Researchers from the lab of Florian Raible at the Max Perutz Labs and their collaborators have developed an improved tissue clearing and depigmentation method that will help scientists to apply advanced microscopy methods to larger model organisms. The approach, termed “DEEP-Clear” and published in the journal Science Advances, is expected to improve scientists’ ability to study and visualize the whole nervous systems of many different species.
Happy - virtual - birthday, Max Perutz!
Birthdays should be celebrated, even in challenging times. Last year marked the inaugural celebration of the birthday of Max Perutz, the man who gave the Perutz Labs its name. Unfortunately, preparations for this year´s Max Perutz Day on May 19th were put on ice due to COVID-19. Nevertheless, we did not want this day to pass without celebrating a “virtual Max Perutz Day 2020” online with an outstanding keynote speaker: Jan Löwe, director of the MRC Laboratory of Molecular Biology (LMB) in Cambridge. Jan shared his personal memories of Max Perutz and talked about his own research in the field of structural biology.
“Reverse engineering” autophagosome biogenesis reveals new protein interactions
Scientists from Sascha Martens Lab at the Max Perutz Labs and their colleagues from the University of Berkeley (USA) have reconstituted the activity of key proteins involved in the growth of autophagosome precursors, a process essential for encapsulating cellular components targeted for degradation and recycling. Their results reveal a previously unknown positive feedback loop and activation mechanism that help explain how the autophagy machinery rapidly generates the autophagosomal membrane. The study is published in the Journal of Cell Biology.
Alwin Köhler appointed as Scientific Director
On March, 21st, 2020, Alwin Köhler was announced as the new Director of the Max Perutz Labs Vienna. He holds a joint Professorship for Molecular Biology at the University of Vienna and the Medical University of Vienna.
A Broad Alliance of Viennese Scientists builds COVID-19 Testing Infrastructure
The COVID-19 pandemic poses an enormous threat for healthcare systems and economies in Austria, Europe and the world. In this time of crisis, scientists in Vienna are responding to the threat. 20 research institutions have joined forces to form the Vienna COVID-19 Detection Initiative (VCDI). This initiative is now putting a new diagnostics pipeline into operation. The VCDI is also developing a range of high-throughput tests to better understand and combat the virus.
Layered Liquids – reaction chambers for gene regulation
A marvel of complexity, the nucleus is the command center of the cell – harboring information, codes and controlled access. But different from man-made command centers, the nuclear interior looks chaotic to the eye of a scientist. Chromosomes, the carriers of genetic information, float amidst a sea of water, proteins, nucleic acids and other molecules, all engaged in a myriad of simultaneous reactions. These reactions have one major goal: to turn genes on and off at the right time and place. This process is called gene regulation and makes a brain cell look and act different from a muscle cell or a liver cell.
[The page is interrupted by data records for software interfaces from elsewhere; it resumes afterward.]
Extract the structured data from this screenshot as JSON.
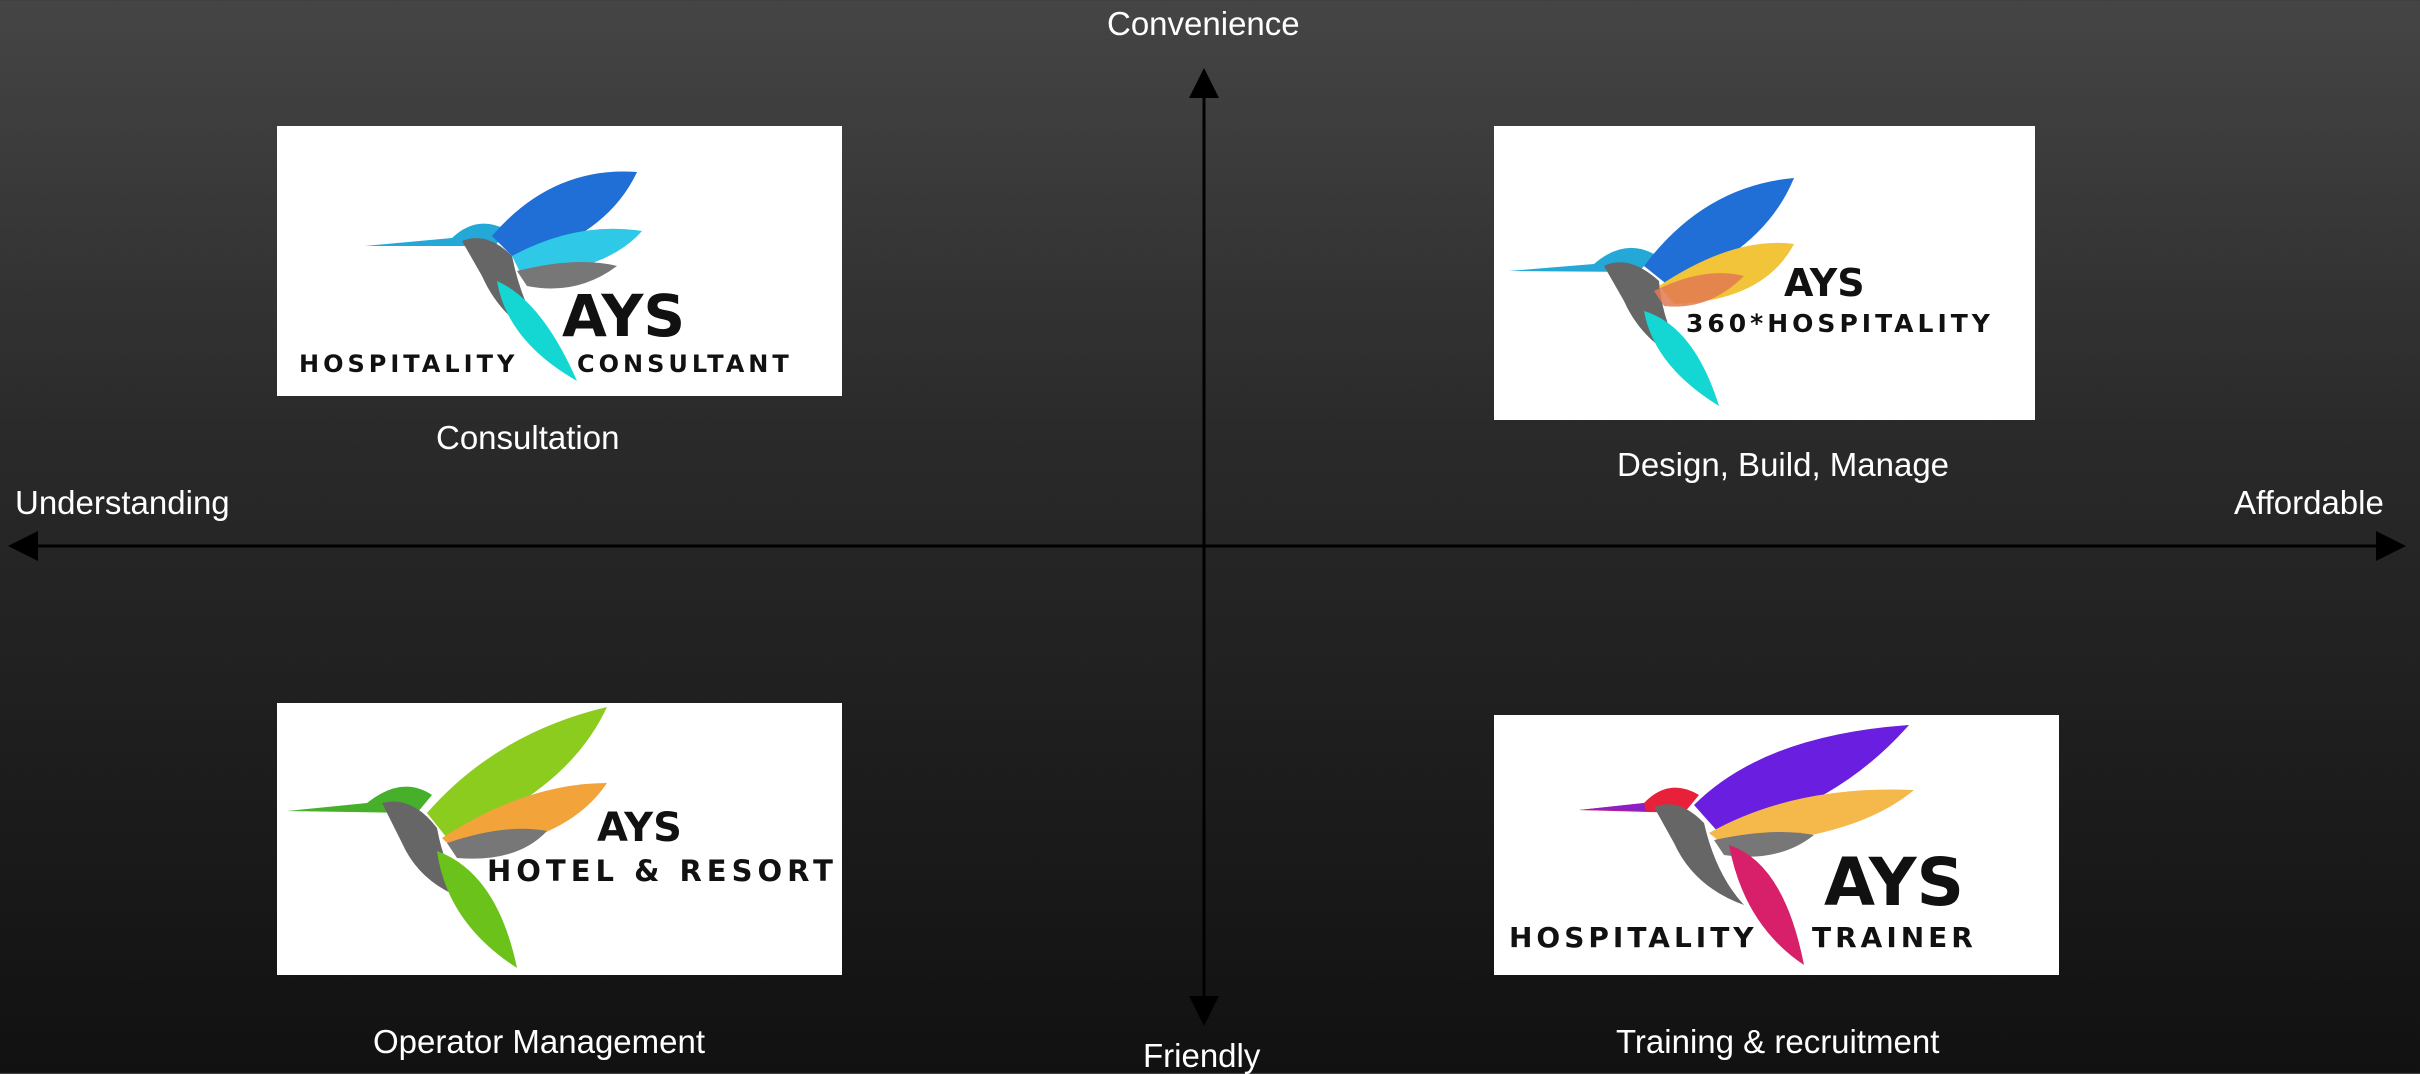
{
  "axes": {
    "top": "Convenience",
    "bottom": "Friendly",
    "left": "Understanding",
    "right": "Affordable"
  },
  "quadrants": [
    {
      "caption": "Consultation",
      "brand": "AYS",
      "subtitle_left": "HOSPITALITY",
      "subtitle_right": "CONSULTANT",
      "colors": {
        "wing1": "#1f6fd6",
        "wing2": "#2fc8e6",
        "tail": "#14d6d2",
        "head": "#23a8d8",
        "body": "#666666"
      }
    },
    {
      "caption": "Design, Build, Manage",
      "brand": "AYS",
      "subtitle": "360*HOSPITALITY",
      "colors": {
        "wing1": "#1f6fd6",
        "wing2": "#f2c43a",
        "tail": "#14d6d2",
        "head": "#23a8d8",
        "body": "#666666",
        "accent": "#e27a52"
      }
    },
    {
      "caption": "Operator Management",
      "brand": "AYS",
      "subtitle": "HOTEL & RESORT",
      "colors": {
        "wing1": "#8ccc1e",
        "wing2": "#f2a43a",
        "tail": "#6ac21a",
        "head": "#47b02a",
        "body": "#666666",
        "accent": "#e27a52"
      }
    },
    {
      "caption": "Training & recruitment",
      "brand": "AYS",
      "subtitle_left": "HOSPITALITY",
      "subtitle_right": "TRAINER",
      "colors": {
        "wing1": "#6a1ee0",
        "wing2": "#f5b84a",
        "tail": "#d8206a",
        "head": "#e8203a",
        "body": "#666666",
        "beak": "#8a20c8"
      }
    }
  ]
}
Frameshifts could be evolutionary shortcuts to create novel proteins
Frameshifts occur when the reading frame in which genetic information is translated is perturbed. Textbook knowledge considers frameshifts to be dangerous as they typically result in altered protein sequences, which are frequently also truncated. Recent research from the lab of Bojan Zagrovic shows that even though frameshifts change the protein sequence, several of its important physicochemical properties stay the same. The results point to a possible new role for frameshifts: They may be a conserved strategy for evolution to create novel protein sequences with already optimized physicochemical properties.
Selma Osmanagic-Myers is Researcher of the Month at the Medical University of Vienna
The Medical University of Vienna has nominated Selma Osmanagic-Myers as Researcher of the Month March 2020 for her paper „Endothelial progerin expression causes cardiovascular pathology through an impaired mechanoresponse”. In this work, published in 2018 in the renowned journal “JCI”, she showed that endothelial cells of progeria patients fail to cope with the mechanic stress caused by bloodflow. This activates signaling mechanisms that lead to cardiovascular diseases. Selma studied biochemistry in Vienna and later joined the lab of Roland Foisner at the Max Perutz Labs as a Postdoc. She just recently moved to the Center of Pathobiochemistry and Genetics at the Medical University where she will continue her work on the impact of aging on endothelial cells, especially in the premature aging disease Hutchison Gilford Progeria.
Mechanism of inactivation of the tumor suppressor PP2A: an illusion shattered by reality
Protein Phosphatase 2 (PP2A) is an enzyme that plays important roles in regulating cell proliferation and by that has been shown to be a tumor suppressor. Inactivation of PP2A has been observed in many diseases including cancer. Egon Ogris and his team have now found out that the prevailing model of PP2A inactivation by phosphorylation needs to be revised. Notably, decades of research on the tumor suppressive function of PP2A were based on antibodies that - as it turns out now - do not recognize phosphorylation but are rather blocked by a completely different post-translational modification.